Under the current cannabis framework, organizations are prohibited from cannabis sponsorship that (directly or indirectly) promotes the cannabis brand (Section 21/22 of the Act). This means that there are strict limitations on how cannabis companies can sponsor other organizations and events (for example, logo placements, banners, etc., are disallowed, leaving little upside for the sponsor). This is due to the government’s concern with:
protecting young people (i.e., avoiding making cannabis appealing to young people, especially through glamour and recreational branding);
deterring illicit activities;
reducing the burden on the criminal justice system; and
increasing public awareness for health, and providing access to quality-controlled cannabis.

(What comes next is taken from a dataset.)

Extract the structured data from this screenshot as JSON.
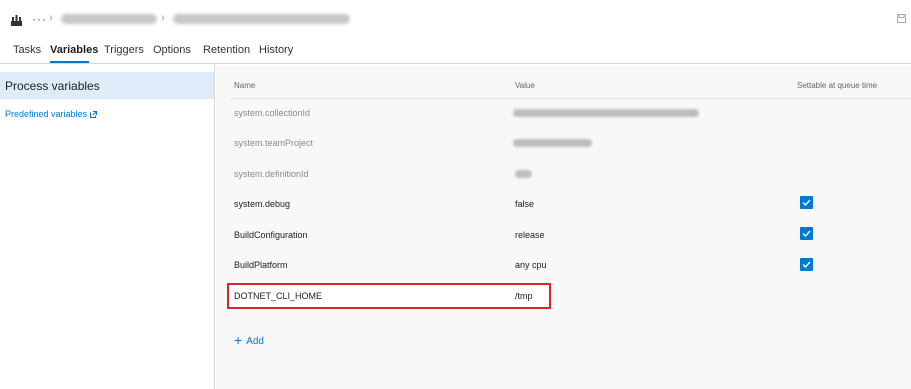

The government is currently consulting on the regulatory framework for cannabis (mostly focused on edibles, extracts and topicals), and has asked for “additional comments to share regarding the legalization and strict regulation of cannabis in Canada.” The BC Alliance is interested in the arts, culture and heritage sector’s thoughts on the current restrictions around cannabis sponsorship. Are they appropriate, or too restrictive? Is there room to develop a more relaxed framework that still addresses the government’s concerns? Let us know! Submissions could include:

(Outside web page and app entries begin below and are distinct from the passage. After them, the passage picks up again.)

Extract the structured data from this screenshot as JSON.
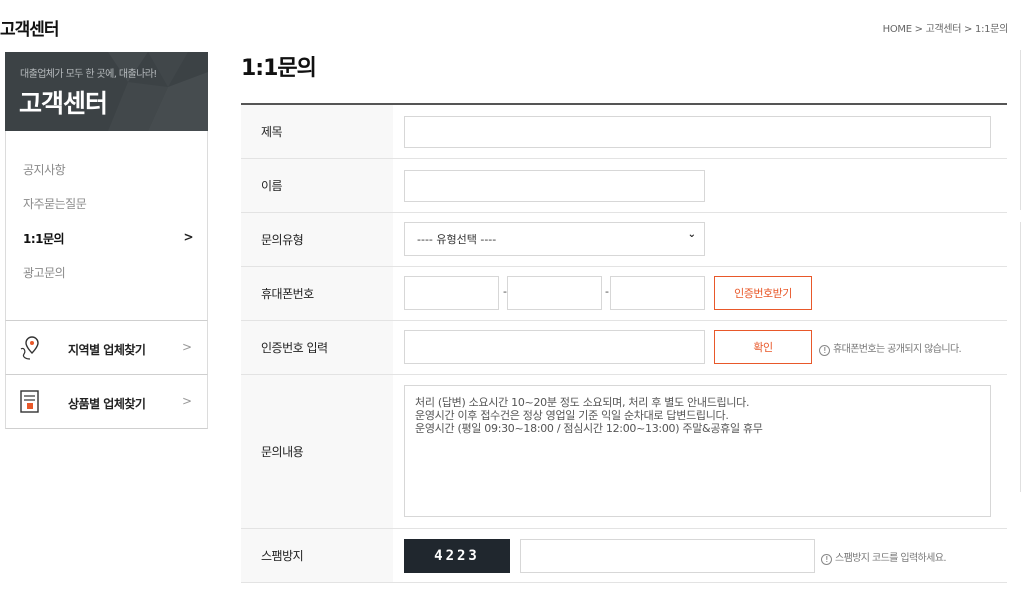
{
  "header": {
    "section_title": "고객센터",
    "breadcrumb": "HOME > 고객센터 > 1:1문의"
  },
  "sidebar": {
    "banner_sub": "대출업체가 모두 한 곳에, 대출나라!",
    "banner_title": "고객센터",
    "items": [
      {
        "label": "공지사항"
      },
      {
        "label": "자주묻는질문"
      },
      {
        "label": "1:1문의",
        "arrow": ">"
      },
      {
        "label": "광고문의"
      }
    ],
    "finders": [
      {
        "label": "지역별 업체찾기",
        "arrow": ">",
        "icon": "map-pin-icon"
      },
      {
        "label": "상품별 업체찾기",
        "arrow": ">",
        "icon": "document-icon"
      }
    ]
  },
  "main": {
    "title": "1:1문의",
    "form": {
      "subject_label": "제목",
      "subject_value": "",
      "name_label": "이름",
      "name_value": "",
      "type_label": "문의유형",
      "type_selected": "---- 유형선택 ----",
      "phone_label": "휴대폰번호",
      "phone_dash": "-",
      "request_code_button": "인증번호받기",
      "code_label": "인증번호 입력",
      "confirm_button": "확인",
      "phone_note_icon": "!",
      "phone_note": "휴대폰번호는 공개되지 않습니다.",
      "content_label": "문의내용",
      "content_placeholder": "처리 (답변) 소요시간 10~20분 정도 소요되며, 처리 후 별도 안내드립니다.\n운영시간 이후 접수건은 정상 영업일 기준 익일 순차대로 답변드립니다.\n운영시간 (평일 09:30~18:00 / 점심시간 12:00~13:00) 주말&공휴일 휴무",
      "spam_label": "스팸방지",
      "captcha_code": "4223",
      "spam_note_icon": "!",
      "spam_note": "스팸방지 코드를 입력하세요."
    }
  },
  "colors": {
    "banner_bg": "#3c4245",
    "accent_orange": "#e8582a",
    "captcha_bg": "#20272e"
  }
}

the potential alignment for cannabis sponsorship with your organization;
the impact that the additional revenues would have on your mission;
the impact on culture/health/community/tradition;

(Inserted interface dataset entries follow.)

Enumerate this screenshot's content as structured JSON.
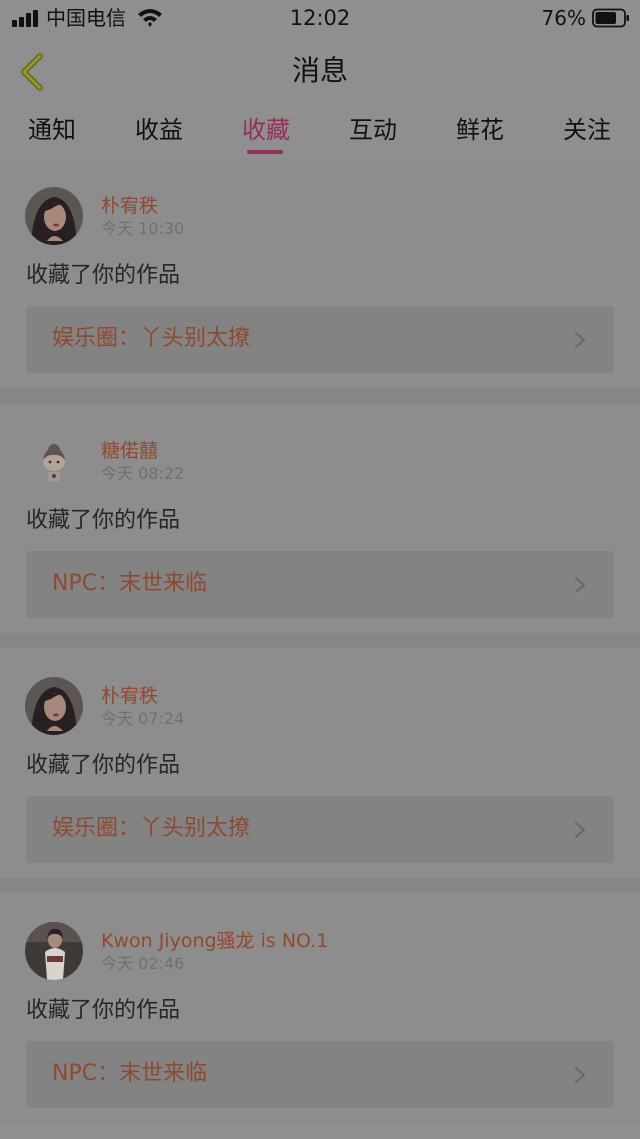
{
  "status_bar": {
    "carrier": "中国电信",
    "time": "12:02",
    "battery": "76%",
    "battery_level": 0.76
  },
  "nav": {
    "title": "消息"
  },
  "tabs": [
    {
      "label": "通知",
      "active": false
    },
    {
      "label": "收益",
      "active": false
    },
    {
      "label": "收藏",
      "active": true
    },
    {
      "label": "互动",
      "active": false
    },
    {
      "label": "鲜花",
      "active": false
    },
    {
      "label": "关注",
      "active": false
    }
  ],
  "feed": [
    {
      "username": "朴宥秩",
      "time": "今天 10:30",
      "action": "收藏了你的作品",
      "work": "娱乐圈：丫头别太撩"
    },
    {
      "username": "糖偌囍",
      "time": "今天 08:22",
      "action": "收藏了你的作品",
      "work": "NPC：末世来临"
    },
    {
      "username": "朴宥秩",
      "time": "今天 07:24",
      "action": "收藏了你的作品",
      "work": "娱乐圈：丫头别太撩"
    },
    {
      "username": "Kwon Jiyong骚龙 is NO.1",
      "time": "今天 02:46",
      "action": "收藏了你的作品",
      "work": "NPC：末世来临"
    }
  ],
  "colors": {
    "accent": "#91305a",
    "username": "#8f4a2e",
    "background": "#8f8f8f",
    "back_arrow": "#6b6b1c"
  }
}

any steps you would take to address the government’ concerns;
whether you would be interested in working with the government over the next couple years to formulate a thoughtful policy framework and updated legislation/regulation for cannabis arts sponsorship.
The time is now to make your voice heard! Send your thoughts to BC Alliance executive director Brenda Leadlay (email@example.com). Please submit your feedback by February 20.